Interface dataset entries
..........

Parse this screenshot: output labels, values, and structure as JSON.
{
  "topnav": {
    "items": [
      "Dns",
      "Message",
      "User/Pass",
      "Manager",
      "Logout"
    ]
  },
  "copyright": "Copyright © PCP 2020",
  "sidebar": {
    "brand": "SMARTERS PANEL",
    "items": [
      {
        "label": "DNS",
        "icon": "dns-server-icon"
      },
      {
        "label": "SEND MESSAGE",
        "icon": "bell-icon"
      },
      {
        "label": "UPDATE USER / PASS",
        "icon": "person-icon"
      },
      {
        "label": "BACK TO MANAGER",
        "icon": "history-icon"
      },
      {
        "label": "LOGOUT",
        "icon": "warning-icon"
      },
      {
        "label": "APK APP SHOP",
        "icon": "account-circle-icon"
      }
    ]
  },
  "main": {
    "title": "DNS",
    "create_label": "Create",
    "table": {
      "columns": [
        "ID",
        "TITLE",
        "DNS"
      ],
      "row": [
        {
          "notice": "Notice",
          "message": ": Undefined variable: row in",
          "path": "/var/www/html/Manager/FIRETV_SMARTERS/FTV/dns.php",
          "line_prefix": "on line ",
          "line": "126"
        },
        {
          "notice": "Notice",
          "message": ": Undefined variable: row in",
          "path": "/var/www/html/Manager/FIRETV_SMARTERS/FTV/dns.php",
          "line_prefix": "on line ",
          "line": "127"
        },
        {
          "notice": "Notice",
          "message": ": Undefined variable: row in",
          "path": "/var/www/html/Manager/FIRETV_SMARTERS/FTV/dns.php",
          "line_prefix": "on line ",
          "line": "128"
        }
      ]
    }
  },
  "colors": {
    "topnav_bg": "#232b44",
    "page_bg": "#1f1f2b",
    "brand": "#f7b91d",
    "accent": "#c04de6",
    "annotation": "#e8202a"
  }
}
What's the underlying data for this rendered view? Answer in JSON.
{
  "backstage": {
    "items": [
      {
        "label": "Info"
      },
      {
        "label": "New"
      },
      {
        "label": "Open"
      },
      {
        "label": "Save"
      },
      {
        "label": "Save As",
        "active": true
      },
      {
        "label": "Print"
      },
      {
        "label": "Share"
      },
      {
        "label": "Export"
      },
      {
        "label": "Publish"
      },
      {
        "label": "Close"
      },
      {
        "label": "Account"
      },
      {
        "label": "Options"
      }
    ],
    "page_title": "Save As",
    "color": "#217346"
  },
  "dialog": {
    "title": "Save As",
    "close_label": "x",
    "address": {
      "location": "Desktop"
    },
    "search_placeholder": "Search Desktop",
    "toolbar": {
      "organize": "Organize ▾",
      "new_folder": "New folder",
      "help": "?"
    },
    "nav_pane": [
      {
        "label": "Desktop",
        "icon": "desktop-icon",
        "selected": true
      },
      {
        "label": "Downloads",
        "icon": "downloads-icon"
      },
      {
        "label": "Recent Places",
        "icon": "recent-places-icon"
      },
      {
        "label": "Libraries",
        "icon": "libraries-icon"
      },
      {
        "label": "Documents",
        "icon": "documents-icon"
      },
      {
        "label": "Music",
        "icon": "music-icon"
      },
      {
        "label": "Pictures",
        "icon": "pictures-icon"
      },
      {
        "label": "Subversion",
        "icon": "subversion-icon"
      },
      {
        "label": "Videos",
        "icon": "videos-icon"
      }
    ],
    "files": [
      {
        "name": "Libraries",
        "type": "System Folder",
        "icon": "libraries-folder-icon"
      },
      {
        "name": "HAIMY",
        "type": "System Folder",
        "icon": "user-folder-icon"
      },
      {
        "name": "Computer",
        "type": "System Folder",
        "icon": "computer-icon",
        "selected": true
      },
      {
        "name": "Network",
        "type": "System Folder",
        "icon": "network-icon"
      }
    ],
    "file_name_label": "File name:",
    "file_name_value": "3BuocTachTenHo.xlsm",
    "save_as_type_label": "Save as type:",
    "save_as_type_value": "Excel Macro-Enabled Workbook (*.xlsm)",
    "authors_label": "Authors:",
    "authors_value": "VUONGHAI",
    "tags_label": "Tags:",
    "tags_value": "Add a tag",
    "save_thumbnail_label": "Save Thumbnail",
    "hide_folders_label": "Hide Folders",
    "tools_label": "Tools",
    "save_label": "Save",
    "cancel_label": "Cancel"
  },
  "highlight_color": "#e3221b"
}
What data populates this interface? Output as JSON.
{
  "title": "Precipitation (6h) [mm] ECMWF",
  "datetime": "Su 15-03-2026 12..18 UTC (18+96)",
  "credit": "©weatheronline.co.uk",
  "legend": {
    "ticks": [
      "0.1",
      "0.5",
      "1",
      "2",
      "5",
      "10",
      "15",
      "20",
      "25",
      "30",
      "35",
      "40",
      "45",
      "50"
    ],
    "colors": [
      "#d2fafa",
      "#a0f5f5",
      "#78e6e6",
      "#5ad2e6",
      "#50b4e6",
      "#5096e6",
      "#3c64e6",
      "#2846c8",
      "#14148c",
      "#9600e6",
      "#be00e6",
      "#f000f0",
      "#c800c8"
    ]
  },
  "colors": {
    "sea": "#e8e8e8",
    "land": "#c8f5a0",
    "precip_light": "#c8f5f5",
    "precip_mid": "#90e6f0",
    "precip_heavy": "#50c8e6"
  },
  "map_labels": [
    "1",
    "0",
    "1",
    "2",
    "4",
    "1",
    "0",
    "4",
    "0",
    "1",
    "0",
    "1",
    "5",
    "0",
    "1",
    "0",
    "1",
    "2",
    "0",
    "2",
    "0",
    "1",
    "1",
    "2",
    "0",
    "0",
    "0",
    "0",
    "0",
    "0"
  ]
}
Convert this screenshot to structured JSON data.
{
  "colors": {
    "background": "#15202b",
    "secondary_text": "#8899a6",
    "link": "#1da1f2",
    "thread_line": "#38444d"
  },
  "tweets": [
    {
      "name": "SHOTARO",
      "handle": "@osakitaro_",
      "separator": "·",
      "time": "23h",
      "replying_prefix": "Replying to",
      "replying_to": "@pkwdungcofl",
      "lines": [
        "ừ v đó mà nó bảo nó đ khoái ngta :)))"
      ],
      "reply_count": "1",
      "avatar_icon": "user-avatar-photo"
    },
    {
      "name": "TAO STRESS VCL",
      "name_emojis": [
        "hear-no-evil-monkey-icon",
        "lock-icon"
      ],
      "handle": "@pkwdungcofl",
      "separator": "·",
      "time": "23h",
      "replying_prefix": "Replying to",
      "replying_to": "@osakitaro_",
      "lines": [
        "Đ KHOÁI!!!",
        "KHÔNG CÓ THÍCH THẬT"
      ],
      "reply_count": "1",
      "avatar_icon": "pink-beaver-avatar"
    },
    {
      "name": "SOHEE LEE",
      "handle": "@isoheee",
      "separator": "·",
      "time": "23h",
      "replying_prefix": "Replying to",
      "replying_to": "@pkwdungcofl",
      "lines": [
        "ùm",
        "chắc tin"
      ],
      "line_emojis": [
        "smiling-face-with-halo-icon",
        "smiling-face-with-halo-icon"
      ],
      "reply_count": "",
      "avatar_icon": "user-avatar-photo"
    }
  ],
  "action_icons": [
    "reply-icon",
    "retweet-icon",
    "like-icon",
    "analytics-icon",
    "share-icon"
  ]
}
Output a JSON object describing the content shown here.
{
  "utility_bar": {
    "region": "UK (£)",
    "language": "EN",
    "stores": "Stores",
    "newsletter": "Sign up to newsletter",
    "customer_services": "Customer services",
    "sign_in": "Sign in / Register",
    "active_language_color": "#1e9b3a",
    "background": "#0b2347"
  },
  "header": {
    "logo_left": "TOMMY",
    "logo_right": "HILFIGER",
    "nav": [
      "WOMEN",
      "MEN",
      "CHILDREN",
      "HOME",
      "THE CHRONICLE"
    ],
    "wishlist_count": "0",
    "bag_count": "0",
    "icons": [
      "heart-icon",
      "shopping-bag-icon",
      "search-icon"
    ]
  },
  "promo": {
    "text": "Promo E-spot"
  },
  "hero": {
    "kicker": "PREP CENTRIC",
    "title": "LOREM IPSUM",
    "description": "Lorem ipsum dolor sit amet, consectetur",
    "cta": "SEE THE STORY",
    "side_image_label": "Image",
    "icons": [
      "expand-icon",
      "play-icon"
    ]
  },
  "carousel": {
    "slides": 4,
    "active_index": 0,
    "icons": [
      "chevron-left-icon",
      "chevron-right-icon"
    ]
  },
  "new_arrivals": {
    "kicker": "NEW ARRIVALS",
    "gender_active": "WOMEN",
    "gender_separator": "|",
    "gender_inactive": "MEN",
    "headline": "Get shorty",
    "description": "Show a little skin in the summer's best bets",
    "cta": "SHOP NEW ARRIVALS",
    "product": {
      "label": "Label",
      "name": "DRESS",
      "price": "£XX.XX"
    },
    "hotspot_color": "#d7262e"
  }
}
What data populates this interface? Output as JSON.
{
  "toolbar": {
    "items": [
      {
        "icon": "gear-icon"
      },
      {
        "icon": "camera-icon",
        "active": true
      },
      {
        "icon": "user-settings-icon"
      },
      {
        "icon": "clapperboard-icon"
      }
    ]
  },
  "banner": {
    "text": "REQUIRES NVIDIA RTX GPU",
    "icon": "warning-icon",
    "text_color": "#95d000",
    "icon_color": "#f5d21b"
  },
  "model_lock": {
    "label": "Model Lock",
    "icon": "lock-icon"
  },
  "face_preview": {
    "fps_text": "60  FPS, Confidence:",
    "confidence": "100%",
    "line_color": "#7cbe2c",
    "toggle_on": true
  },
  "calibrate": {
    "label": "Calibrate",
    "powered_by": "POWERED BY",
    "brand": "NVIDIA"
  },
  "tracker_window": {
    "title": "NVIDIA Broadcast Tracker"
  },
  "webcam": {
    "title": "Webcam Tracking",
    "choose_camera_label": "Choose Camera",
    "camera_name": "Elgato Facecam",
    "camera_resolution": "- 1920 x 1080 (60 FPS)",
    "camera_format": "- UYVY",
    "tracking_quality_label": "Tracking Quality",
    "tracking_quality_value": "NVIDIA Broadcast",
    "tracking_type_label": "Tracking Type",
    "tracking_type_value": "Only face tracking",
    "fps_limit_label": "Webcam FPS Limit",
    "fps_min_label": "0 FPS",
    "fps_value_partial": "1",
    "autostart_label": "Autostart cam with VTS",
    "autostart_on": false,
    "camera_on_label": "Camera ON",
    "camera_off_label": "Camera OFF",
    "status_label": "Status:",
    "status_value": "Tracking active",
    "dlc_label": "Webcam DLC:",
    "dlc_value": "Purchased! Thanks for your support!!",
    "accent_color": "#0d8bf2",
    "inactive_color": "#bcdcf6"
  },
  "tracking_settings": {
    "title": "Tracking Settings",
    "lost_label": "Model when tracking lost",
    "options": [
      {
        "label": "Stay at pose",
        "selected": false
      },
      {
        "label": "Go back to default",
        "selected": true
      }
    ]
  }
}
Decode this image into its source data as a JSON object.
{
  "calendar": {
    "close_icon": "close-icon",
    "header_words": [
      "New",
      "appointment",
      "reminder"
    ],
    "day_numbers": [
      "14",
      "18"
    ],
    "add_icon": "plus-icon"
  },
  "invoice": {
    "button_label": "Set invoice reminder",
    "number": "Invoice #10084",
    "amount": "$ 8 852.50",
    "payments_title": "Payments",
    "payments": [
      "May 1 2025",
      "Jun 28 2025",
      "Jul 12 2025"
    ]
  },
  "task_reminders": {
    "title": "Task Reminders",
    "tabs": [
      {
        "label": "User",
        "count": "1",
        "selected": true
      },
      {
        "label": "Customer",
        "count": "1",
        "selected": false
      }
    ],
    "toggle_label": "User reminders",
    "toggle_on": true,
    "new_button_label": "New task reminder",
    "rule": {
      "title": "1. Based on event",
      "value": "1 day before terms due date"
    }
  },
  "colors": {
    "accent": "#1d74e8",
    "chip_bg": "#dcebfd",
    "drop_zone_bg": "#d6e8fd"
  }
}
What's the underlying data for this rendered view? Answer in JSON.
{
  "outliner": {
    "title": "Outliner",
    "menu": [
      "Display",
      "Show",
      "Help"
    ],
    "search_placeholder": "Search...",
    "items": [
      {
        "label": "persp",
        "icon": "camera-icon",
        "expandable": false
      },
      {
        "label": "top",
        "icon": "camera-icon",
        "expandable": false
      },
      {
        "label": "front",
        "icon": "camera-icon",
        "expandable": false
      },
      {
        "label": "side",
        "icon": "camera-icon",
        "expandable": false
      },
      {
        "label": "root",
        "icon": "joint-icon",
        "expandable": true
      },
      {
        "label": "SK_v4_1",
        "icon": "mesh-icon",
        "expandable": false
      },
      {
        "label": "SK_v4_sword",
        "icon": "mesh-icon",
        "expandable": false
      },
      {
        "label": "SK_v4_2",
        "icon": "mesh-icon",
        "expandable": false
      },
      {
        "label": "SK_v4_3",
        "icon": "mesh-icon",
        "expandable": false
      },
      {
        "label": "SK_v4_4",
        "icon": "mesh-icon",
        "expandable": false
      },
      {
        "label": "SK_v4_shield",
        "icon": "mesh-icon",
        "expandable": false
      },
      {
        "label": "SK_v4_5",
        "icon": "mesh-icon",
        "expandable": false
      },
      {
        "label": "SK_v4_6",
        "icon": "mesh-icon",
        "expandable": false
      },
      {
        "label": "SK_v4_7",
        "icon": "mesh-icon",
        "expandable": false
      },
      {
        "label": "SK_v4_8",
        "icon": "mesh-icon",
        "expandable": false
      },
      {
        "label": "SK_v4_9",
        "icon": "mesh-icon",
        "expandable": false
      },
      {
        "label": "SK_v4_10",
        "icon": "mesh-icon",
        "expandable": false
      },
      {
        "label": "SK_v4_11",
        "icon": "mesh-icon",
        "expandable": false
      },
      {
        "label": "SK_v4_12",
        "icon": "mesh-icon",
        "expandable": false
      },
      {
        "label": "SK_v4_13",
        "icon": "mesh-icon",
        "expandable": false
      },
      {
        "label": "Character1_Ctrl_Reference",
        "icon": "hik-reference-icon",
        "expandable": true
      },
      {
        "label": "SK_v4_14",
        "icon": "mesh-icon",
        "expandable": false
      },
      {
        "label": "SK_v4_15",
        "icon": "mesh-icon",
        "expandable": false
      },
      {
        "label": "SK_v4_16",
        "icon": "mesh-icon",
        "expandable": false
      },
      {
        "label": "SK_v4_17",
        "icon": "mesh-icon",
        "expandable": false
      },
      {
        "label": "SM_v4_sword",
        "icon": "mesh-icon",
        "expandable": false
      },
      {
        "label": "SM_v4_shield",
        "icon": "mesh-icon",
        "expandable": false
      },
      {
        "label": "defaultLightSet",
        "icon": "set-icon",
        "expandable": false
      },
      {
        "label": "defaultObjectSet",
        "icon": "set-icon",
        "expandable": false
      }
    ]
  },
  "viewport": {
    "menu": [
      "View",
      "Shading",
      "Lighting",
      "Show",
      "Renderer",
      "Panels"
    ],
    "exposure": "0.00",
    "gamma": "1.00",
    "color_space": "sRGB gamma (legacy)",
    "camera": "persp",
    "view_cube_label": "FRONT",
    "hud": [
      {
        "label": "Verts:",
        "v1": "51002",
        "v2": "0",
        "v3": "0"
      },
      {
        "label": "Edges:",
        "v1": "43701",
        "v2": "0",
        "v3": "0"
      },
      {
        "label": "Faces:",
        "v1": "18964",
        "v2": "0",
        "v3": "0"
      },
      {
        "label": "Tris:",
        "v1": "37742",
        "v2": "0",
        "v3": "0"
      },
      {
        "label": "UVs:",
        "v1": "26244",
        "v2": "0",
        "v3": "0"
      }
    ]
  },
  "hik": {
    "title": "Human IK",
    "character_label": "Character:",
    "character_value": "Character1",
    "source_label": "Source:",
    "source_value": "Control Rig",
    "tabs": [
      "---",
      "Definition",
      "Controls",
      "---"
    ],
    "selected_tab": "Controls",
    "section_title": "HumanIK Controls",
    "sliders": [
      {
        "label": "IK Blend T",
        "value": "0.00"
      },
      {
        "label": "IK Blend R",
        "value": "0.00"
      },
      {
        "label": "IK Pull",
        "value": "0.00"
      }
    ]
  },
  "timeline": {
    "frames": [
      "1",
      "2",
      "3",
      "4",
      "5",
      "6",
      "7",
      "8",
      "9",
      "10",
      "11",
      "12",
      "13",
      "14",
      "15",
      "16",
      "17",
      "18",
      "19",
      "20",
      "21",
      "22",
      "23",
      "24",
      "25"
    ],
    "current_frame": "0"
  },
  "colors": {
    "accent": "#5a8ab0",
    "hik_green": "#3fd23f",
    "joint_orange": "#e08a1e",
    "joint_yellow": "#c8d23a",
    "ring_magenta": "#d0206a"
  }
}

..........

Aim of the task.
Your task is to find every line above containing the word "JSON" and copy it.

Response area.
Parse this screenshot: output labels, values, and structure as JSON.
What's the underlying data for this rendered view? Answer in JSON.
What data populates this interface? Output as JSON.
Convert this screenshot to structured JSON data.
Output a JSON object describing the content shown here.
What data populates this interface? Output as JSON.
Decode this image into its source data as a JSON object.
What's the underlying data for this rendered view? Answer in JSON.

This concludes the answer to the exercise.